(App and web page records)
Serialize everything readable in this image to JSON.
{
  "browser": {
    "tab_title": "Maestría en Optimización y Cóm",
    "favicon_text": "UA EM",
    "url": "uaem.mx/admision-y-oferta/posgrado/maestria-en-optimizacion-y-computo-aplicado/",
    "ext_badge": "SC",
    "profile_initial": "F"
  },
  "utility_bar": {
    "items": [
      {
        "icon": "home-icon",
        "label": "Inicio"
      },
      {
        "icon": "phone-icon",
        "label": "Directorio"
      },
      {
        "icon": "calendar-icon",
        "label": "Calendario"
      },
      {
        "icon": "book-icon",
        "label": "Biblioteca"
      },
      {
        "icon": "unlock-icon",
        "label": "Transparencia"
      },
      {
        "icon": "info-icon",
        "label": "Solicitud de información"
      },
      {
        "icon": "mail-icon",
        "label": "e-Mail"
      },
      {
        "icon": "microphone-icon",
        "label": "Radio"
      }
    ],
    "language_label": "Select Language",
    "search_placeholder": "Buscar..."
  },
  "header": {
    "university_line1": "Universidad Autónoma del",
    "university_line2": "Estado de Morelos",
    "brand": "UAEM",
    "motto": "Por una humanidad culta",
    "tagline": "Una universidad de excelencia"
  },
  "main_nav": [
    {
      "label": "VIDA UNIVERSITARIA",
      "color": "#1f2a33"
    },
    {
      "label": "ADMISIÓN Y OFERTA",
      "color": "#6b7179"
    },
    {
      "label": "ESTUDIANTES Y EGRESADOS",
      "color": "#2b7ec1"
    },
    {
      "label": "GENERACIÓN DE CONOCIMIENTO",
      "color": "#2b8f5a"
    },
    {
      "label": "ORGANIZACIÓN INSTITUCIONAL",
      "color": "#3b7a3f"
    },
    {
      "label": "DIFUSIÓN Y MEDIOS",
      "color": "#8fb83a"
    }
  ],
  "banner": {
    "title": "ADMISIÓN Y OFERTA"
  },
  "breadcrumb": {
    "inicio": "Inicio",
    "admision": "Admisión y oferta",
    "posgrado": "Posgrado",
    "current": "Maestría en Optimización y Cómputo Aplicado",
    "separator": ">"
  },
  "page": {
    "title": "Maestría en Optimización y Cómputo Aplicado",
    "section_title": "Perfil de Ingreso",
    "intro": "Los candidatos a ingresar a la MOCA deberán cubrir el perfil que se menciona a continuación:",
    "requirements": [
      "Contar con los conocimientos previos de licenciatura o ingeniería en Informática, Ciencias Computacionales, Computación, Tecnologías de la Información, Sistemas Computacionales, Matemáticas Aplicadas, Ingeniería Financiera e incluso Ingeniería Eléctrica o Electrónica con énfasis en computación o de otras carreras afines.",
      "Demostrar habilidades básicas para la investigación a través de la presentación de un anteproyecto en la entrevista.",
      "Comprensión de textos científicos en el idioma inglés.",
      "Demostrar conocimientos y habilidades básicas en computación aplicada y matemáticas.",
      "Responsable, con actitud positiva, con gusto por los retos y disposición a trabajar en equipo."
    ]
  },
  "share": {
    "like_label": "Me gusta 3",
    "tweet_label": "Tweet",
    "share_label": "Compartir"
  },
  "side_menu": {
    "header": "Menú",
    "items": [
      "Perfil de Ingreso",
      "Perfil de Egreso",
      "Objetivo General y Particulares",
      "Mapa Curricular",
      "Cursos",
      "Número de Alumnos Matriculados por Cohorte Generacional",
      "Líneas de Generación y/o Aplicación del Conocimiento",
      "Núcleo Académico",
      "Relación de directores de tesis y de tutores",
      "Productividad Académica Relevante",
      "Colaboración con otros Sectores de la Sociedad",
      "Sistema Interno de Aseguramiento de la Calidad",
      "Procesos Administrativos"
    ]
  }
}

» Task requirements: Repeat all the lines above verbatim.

» Finished task:
Serialize everything readable in this image to JSON.
{
  "browser": {
    "tab_title": "Maestría en Optimización y Cóm",
    "favicon_text": "UA EM",
    "url": "uaem.mx/admision-y-oferta/posgrado/maestria-en-optimizacion-y-computo-aplicado/",
    "ext_badge": "SC",
    "profile_initial": "F"
  },
  "utility_bar": {
    "items": [
      {
        "icon": "home-icon",
        "label": "Inicio"
      },
      {
        "icon": "phone-icon",
        "label": "Directorio"
      },
      {
        "icon": "calendar-icon",
        "label": "Calendario"
      },
      {
        "icon": "book-icon",
        "label": "Biblioteca"
      },
      {
        "icon": "unlock-icon",
        "label": "Transparencia"
      },
      {
        "icon": "info-icon",
        "label": "Solicitud de información"
      },
      {
        "icon": "mail-icon",
        "label": "e-Mail"
      },
      {
        "icon": "microphone-icon",
        "label": "Radio"
      }
    ],
    "language_label": "Select Language",
    "search_placeholder": "Buscar..."
  },
  "header": {
    "university_line1": "Universidad Autónoma del",
    "university_line2": "Estado de Morelos",
    "brand": "UAEM",
    "motto": "Por una humanidad culta",
    "tagline": "Una universidad de excelencia"
  },
  "main_nav": [
    {
      "label": "VIDA UNIVERSITARIA",
      "color": "#1f2a33"
    },
    {
      "label": "ADMISIÓN Y OFERTA",
      "color": "#6b7179"
    },
    {
      "label": "ESTUDIANTES Y EGRESADOS",
      "color": "#2b7ec1"
    },
    {
      "label": "GENERACIÓN DE CONOCIMIENTO",
      "color": "#2b8f5a"
    },
    {
      "label": "ORGANIZACIÓN INSTITUCIONAL",
      "color": "#3b7a3f"
    },
    {
      "label": "DIFUSIÓN Y MEDIOS",
      "color": "#8fb83a"
    }
  ],
  "banner": {
    "title": "ADMISIÓN Y OFERTA"
  },
  "breadcrumb": {
    "inicio": "Inicio",
    "admision": "Admisión y oferta",
    "posgrado": "Posgrado",
    "current": "Maestría en Optimización y Cómputo Aplicado",
    "separator": ">"
  },
  "page": {
    "title": "Maestría en Optimización y Cómputo Aplicado",
    "section_title": "Perfil de Ingreso",
    "intro": "Los candidatos a ingresar a la MOCA deberán cubrir el perfil que se menciona a continuación:",
    "requirements": [
      "Contar con los conocimientos previos de licenciatura o ingeniería en Informática, Ciencias Computacionales, Computación, Tecnologías de la Información, Sistemas Computacionales, Matemáticas Aplicadas, Ingeniería Financiera e incluso Ingeniería Eléctrica o Electrónica con énfasis en computación o de otras carreras afines.",
      "Demostrar habilidades básicas para la investigación a través de la presentación de un anteproyecto en la entrevista.",
      "Comprensión de textos científicos en el idioma inglés.",
      "Demostrar conocimientos y habilidades básicas en computación aplicada y matemáticas.",
      "Responsable, con actitud positiva, con gusto por los retos y disposición a trabajar en equipo."
    ]
  },
  "share": {
    "like_label": "Me gusta 3",
    "tweet_label": "Tweet",
    "share_label": "Compartir"
  },
  "side_menu": {
    "header": "Menú",
    "items": [
      "Perfil de Ingreso",
      "Perfil de Egreso",
      "Objetivo General y Particulares",
      "Mapa Curricular",
      "Cursos",
      "Número de Alumnos Matriculados por Cohorte Generacional",
      "Líneas de Generación y/o Aplicación del Conocimiento",
      "Núcleo Académico",
      "Relación de directores de tesis y de tutores",
      "Productividad Académica Relevante",
      "Colaboración con otros Sectores de la Sociedad",
      "Sistema Interno de Aseguramiento de la Calidad",
      "Procesos Administrativos"
    ]
  }
}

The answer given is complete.